Every line with the word "Sipariş" in it should be extracted from the data that follows.

* * * * * * * * *

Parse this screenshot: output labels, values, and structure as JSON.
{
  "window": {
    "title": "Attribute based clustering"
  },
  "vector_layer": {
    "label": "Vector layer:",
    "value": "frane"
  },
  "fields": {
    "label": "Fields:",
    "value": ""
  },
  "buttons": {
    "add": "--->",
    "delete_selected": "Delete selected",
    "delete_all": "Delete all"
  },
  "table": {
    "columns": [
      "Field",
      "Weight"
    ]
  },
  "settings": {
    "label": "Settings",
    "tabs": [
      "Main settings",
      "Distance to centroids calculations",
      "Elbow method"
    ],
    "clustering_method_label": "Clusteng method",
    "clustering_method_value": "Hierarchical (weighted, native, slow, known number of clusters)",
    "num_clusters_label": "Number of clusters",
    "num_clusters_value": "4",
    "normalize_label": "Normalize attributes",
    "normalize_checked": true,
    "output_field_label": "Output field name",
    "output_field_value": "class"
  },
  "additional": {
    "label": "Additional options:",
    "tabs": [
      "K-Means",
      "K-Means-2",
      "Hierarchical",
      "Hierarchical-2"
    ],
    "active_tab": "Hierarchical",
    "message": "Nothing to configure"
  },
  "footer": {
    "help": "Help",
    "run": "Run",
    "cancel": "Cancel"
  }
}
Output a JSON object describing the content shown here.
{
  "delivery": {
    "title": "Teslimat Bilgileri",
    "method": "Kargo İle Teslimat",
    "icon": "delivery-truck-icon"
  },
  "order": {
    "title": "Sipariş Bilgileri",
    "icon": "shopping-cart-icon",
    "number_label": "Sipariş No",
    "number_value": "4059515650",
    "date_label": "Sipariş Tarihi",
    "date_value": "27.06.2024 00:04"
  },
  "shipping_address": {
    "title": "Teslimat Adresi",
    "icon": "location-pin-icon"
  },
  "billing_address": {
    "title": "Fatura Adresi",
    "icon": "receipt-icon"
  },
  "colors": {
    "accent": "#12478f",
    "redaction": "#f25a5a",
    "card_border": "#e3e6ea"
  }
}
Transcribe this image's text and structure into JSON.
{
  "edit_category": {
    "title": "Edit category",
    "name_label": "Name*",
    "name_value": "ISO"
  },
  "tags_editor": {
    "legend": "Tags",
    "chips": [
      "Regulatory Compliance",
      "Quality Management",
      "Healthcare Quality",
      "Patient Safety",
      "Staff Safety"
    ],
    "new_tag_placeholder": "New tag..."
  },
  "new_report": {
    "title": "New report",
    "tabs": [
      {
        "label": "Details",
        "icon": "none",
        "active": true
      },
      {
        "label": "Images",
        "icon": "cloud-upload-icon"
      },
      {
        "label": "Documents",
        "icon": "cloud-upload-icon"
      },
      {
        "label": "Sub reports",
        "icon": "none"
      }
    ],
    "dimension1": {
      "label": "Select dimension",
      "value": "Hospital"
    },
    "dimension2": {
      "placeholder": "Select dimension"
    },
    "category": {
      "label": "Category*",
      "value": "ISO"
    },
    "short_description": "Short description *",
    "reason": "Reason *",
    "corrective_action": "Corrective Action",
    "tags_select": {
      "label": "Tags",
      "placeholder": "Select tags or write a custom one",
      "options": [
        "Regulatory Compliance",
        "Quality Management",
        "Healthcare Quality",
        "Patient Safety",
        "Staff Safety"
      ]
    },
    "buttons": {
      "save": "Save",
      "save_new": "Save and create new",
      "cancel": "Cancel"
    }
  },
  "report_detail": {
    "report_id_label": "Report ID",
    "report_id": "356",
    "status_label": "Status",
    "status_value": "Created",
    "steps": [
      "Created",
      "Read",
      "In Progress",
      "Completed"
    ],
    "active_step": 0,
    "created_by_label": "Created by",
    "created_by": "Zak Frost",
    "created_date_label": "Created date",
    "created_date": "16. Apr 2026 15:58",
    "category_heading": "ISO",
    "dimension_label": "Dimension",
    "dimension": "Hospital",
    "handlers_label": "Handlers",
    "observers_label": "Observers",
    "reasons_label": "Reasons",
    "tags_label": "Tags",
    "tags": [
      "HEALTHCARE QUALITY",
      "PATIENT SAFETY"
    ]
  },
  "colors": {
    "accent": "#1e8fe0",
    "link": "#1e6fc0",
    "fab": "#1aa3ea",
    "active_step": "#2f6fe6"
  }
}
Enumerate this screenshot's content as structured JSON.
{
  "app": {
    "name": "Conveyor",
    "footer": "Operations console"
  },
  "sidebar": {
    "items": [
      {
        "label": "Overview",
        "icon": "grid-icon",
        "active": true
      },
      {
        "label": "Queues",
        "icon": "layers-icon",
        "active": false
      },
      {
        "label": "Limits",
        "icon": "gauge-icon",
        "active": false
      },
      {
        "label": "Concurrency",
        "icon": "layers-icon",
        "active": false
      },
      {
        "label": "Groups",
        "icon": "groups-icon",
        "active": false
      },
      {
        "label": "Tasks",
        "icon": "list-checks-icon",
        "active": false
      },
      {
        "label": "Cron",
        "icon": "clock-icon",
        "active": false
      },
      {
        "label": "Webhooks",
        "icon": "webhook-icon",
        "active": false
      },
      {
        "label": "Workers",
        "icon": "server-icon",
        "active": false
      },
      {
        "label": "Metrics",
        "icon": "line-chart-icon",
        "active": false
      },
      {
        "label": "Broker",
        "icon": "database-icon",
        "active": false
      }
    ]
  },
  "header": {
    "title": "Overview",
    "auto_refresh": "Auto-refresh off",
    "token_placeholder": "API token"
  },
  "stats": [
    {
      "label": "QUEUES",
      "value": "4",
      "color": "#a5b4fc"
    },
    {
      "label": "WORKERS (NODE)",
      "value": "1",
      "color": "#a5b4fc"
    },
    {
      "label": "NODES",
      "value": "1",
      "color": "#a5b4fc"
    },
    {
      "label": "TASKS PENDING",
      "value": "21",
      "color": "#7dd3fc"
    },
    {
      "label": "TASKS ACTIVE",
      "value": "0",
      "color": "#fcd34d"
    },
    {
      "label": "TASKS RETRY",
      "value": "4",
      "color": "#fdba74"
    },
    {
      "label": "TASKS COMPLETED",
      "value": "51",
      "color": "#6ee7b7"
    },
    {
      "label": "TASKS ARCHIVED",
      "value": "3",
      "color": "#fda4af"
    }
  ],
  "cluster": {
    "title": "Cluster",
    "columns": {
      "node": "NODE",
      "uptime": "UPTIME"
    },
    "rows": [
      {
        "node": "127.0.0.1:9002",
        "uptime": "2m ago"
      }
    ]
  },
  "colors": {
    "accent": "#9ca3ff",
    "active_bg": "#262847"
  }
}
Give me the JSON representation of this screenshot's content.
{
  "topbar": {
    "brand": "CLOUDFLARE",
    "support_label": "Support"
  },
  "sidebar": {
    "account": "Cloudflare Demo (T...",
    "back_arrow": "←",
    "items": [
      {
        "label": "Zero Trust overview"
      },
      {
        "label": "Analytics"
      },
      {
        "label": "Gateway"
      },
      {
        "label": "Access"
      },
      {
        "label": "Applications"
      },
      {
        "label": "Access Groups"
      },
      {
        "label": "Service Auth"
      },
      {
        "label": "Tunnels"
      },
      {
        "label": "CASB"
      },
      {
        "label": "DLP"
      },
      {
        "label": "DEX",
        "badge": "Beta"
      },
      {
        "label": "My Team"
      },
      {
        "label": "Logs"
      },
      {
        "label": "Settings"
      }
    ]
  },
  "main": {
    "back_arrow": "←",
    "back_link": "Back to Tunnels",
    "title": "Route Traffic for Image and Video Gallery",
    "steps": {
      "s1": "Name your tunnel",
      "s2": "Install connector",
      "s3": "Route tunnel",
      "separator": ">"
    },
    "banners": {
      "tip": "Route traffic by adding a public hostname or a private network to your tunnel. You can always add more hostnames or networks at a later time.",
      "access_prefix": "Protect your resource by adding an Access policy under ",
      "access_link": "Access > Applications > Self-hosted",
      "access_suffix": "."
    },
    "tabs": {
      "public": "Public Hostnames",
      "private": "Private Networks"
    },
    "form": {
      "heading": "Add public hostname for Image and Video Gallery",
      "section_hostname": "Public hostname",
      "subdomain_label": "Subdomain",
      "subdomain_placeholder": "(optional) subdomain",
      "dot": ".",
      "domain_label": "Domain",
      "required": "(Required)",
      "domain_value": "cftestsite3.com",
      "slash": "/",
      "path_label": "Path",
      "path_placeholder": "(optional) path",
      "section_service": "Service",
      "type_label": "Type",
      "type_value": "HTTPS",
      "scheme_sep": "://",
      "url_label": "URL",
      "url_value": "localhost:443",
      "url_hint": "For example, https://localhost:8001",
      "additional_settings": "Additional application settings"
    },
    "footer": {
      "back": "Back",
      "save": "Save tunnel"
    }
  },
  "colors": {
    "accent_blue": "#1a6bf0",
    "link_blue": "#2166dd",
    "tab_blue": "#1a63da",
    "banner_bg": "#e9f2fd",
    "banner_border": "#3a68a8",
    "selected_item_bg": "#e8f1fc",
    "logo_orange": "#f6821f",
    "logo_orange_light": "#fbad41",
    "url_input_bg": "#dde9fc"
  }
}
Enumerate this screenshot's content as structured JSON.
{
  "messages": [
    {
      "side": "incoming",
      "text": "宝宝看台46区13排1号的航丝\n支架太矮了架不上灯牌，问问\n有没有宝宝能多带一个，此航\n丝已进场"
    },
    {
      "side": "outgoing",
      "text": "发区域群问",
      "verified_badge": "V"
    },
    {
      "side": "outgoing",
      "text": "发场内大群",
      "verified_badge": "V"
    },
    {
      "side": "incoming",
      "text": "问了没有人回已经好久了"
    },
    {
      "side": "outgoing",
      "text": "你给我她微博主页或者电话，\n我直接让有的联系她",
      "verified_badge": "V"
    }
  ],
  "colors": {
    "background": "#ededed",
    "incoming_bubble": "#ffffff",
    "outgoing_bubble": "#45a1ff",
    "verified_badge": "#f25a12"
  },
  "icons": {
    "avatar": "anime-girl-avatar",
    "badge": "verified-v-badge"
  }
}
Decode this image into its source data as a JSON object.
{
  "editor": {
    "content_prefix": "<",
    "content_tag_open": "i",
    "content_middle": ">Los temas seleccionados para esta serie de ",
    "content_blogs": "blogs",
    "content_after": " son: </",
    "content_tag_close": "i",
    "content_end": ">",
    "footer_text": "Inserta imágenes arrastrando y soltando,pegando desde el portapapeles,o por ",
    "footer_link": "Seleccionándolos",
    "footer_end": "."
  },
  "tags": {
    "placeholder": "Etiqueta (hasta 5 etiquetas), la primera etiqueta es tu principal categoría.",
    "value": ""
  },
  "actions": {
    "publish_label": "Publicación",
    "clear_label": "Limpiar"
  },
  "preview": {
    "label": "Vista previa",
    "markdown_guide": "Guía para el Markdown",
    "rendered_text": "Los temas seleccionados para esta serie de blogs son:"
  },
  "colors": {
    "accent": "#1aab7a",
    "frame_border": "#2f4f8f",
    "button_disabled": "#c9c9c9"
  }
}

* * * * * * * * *

#### Result for this task:
    "title": "Sipariş Bilgileri",
    "number_label": "Sipariş No",
    "date_label": "Sipariş Tarihi",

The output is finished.